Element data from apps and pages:
*** Begin section ***
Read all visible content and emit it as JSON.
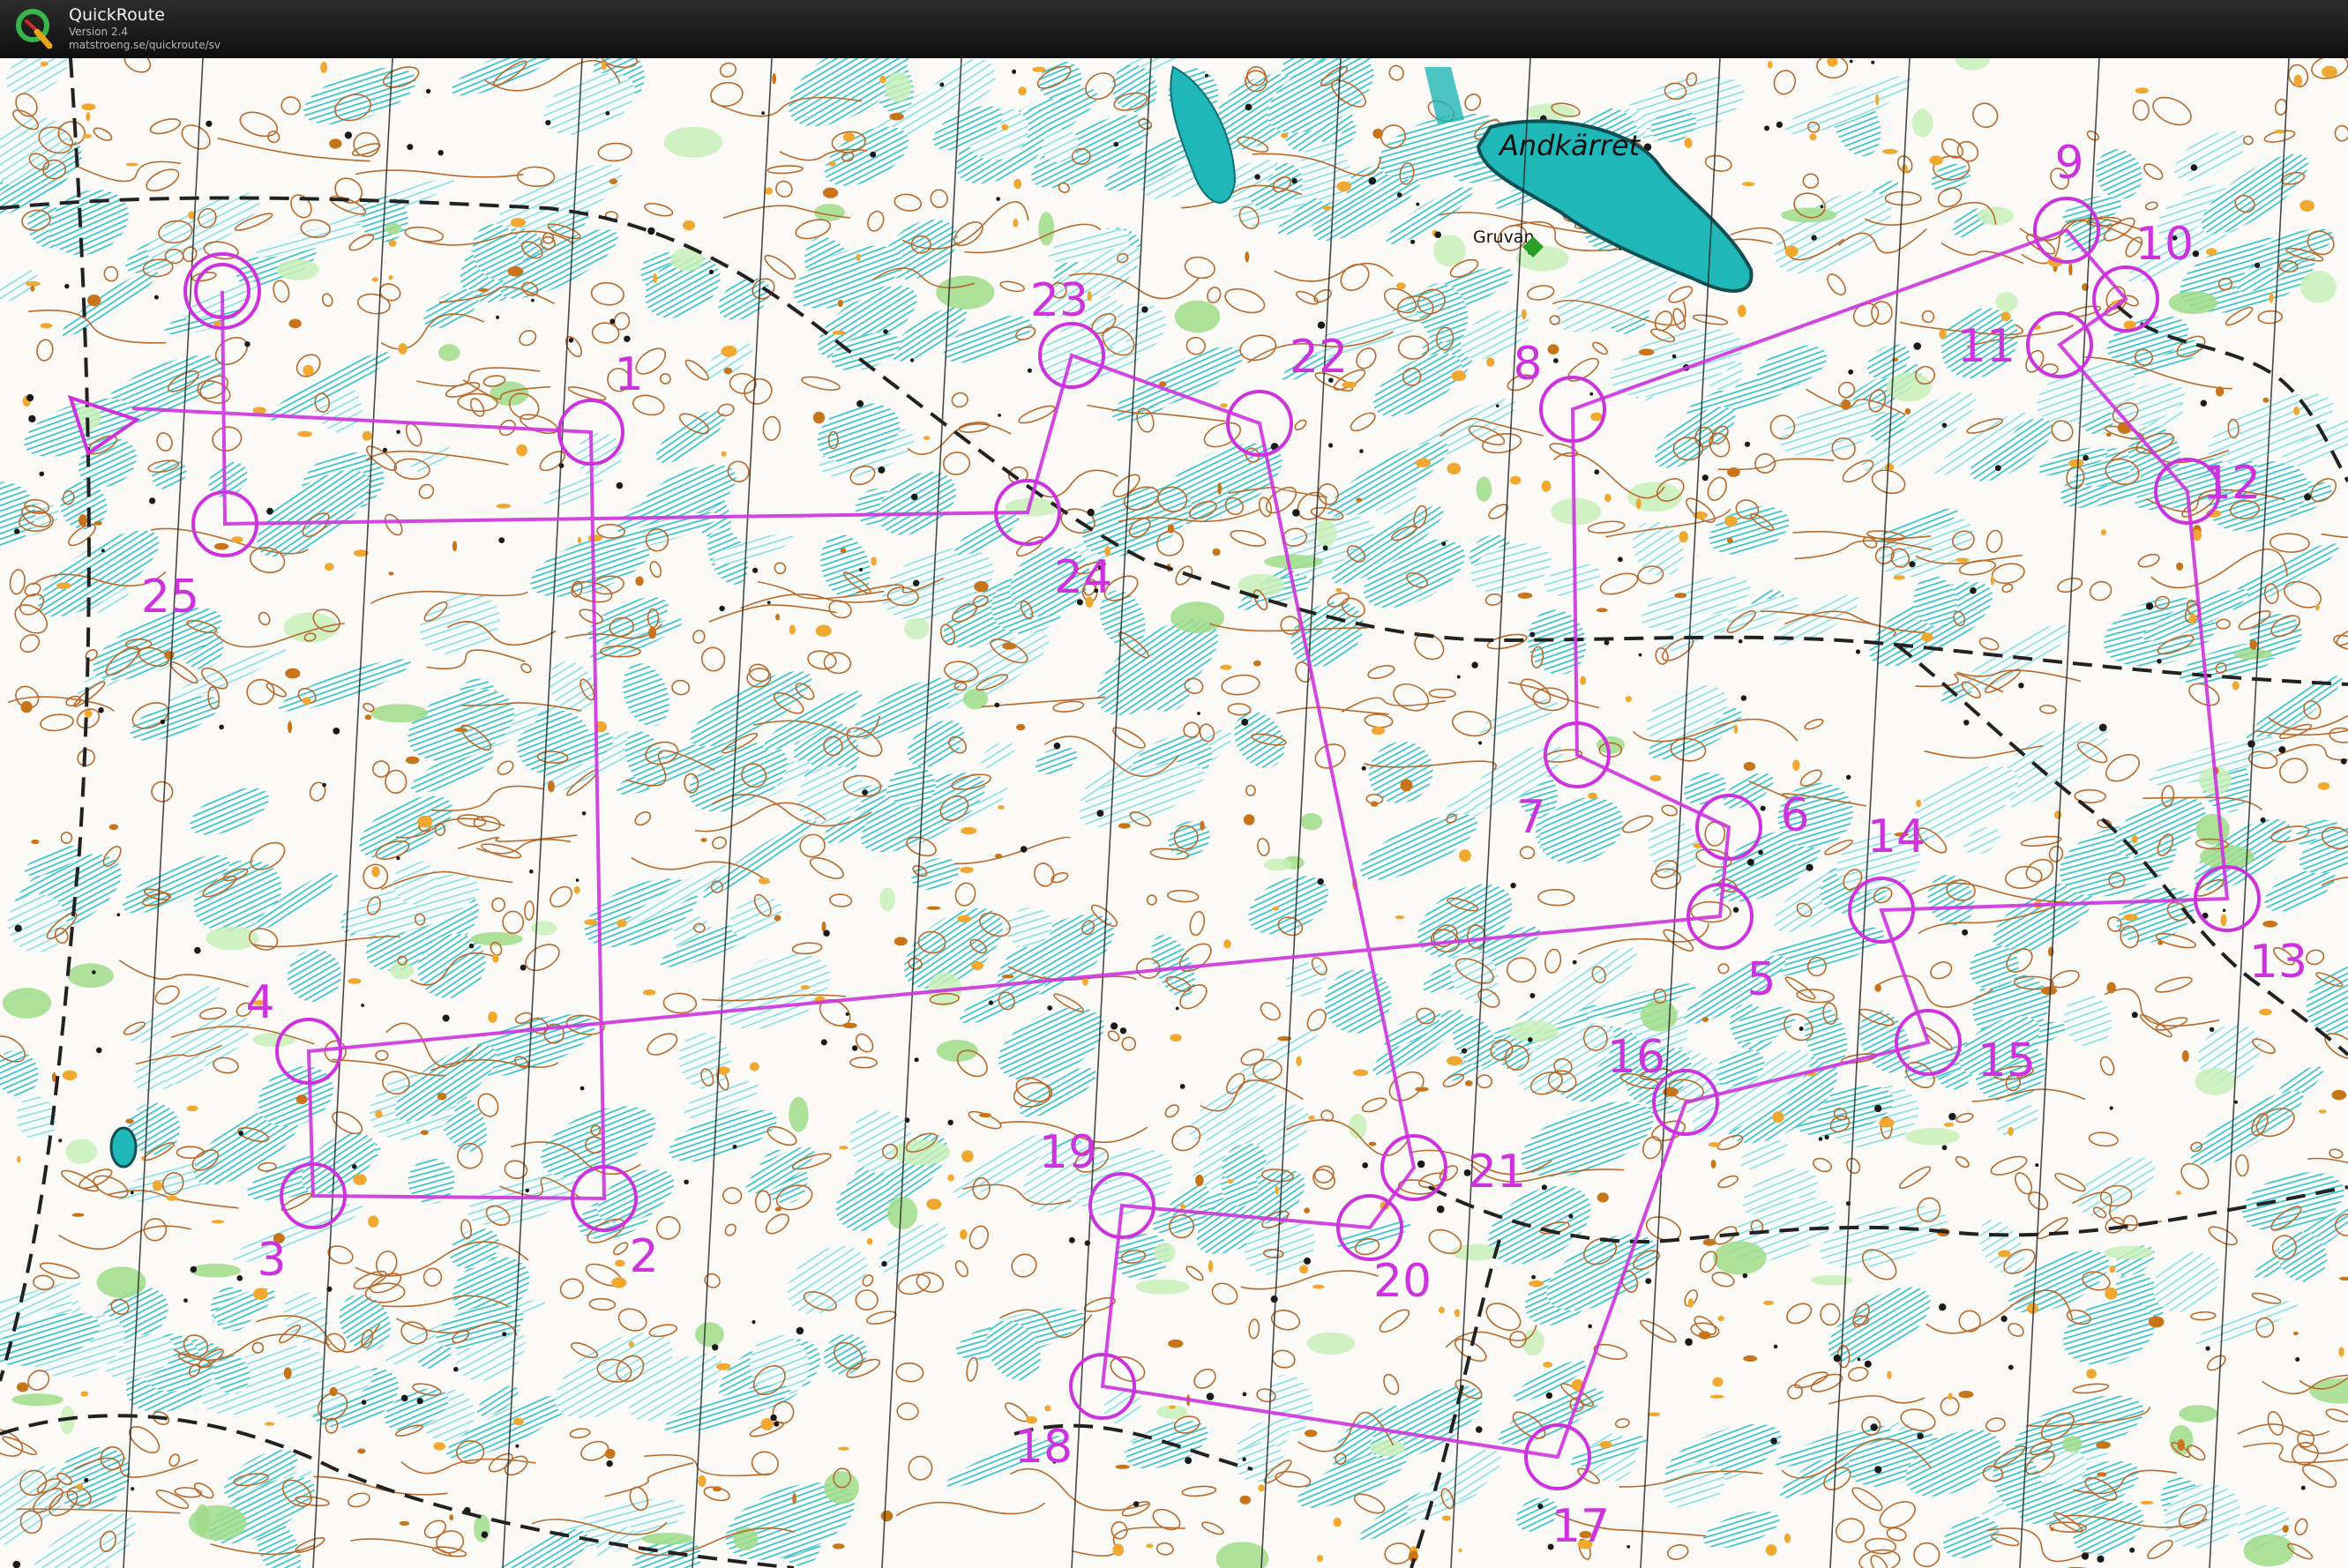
{
  "app": {
    "title": "QuickRoute",
    "version": "Version 2.4",
    "url": "matstroeng.se/quickroute/sv",
    "logo_icon": "quickroute-q-icon"
  },
  "map": {
    "place_names": {
      "lake": "Andkärret",
      "mine": "Gruvan"
    },
    "colors": {
      "course": "#cc33dd",
      "contour": "#b86a2c",
      "marsh": "#3cc3c8",
      "vegetation": "#8ed67a",
      "rock": "#f0a830",
      "water": "#1fb7b7",
      "path": "#222222"
    },
    "course": {
      "start_symbol": "start-triangle",
      "finish_symbol": "finish-double-circle",
      "controls": [
        {
          "label": "1"
        },
        {
          "label": "2"
        },
        {
          "label": "3"
        },
        {
          "label": "4"
        },
        {
          "label": "5"
        },
        {
          "label": "6"
        },
        {
          "label": "7"
        },
        {
          "label": "8"
        },
        {
          "label": "9"
        },
        {
          "label": "10"
        },
        {
          "label": "11"
        },
        {
          "label": "12"
        },
        {
          "label": "13"
        },
        {
          "label": "14"
        },
        {
          "label": "15"
        },
        {
          "label": "16"
        },
        {
          "label": "17"
        },
        {
          "label": "18"
        },
        {
          "label": "19"
        },
        {
          "label": "20"
        },
        {
          "label": "21"
        },
        {
          "label": "22"
        },
        {
          "label": "23"
        },
        {
          "label": "24"
        },
        {
          "label": "25"
        }
      ]
    }
  }
}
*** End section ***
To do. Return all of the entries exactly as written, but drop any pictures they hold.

Written solution.
Read all visible content and emit it as JSON.
{
  "app": {
    "title": "QuickRoute",
    "version": "Version 2.4",
    "url": "matstroeng.se/quickroute/sv",
    "logo_icon": "quickroute-q-icon"
  },
  "map": {
    "place_names": {
      "lake": "Andkärret",
      "mine": "Gruvan"
    },
    "colors": {
      "course": "#cc33dd",
      "contour": "#b86a2c",
      "marsh": "#3cc3c8",
      "vegetation": "#8ed67a",
      "rock": "#f0a830",
      "water": "#1fb7b7",
      "path": "#222222"
    },
    "course": {
      "start_symbol": "start-triangle",
      "finish_symbol": "finish-double-circle",
      "controls": [
        {
          "label": "1"
        },
        {
          "label": "2"
        },
        {
          "label": "3"
        },
        {
          "label": "4"
        },
        {
          "label": "5"
        },
        {
          "label": "6"
        },
        {
          "label": "7"
        },
        {
          "label": "8"
        },
        {
          "label": "9"
        },
        {
          "label": "10"
        },
        {
          "label": "11"
        },
        {
          "label": "12"
        },
        {
          "label": "13"
        },
        {
          "label": "14"
        },
        {
          "label": "15"
        },
        {
          "label": "16"
        },
        {
          "label": "17"
        },
        {
          "label": "18"
        },
        {
          "label": "19"
        },
        {
          "label": "20"
        },
        {
          "label": "21"
        },
        {
          "label": "22"
        },
        {
          "label": "23"
        },
        {
          "label": "24"
        },
        {
          "label": "25"
        }
      ]
    }
  }
}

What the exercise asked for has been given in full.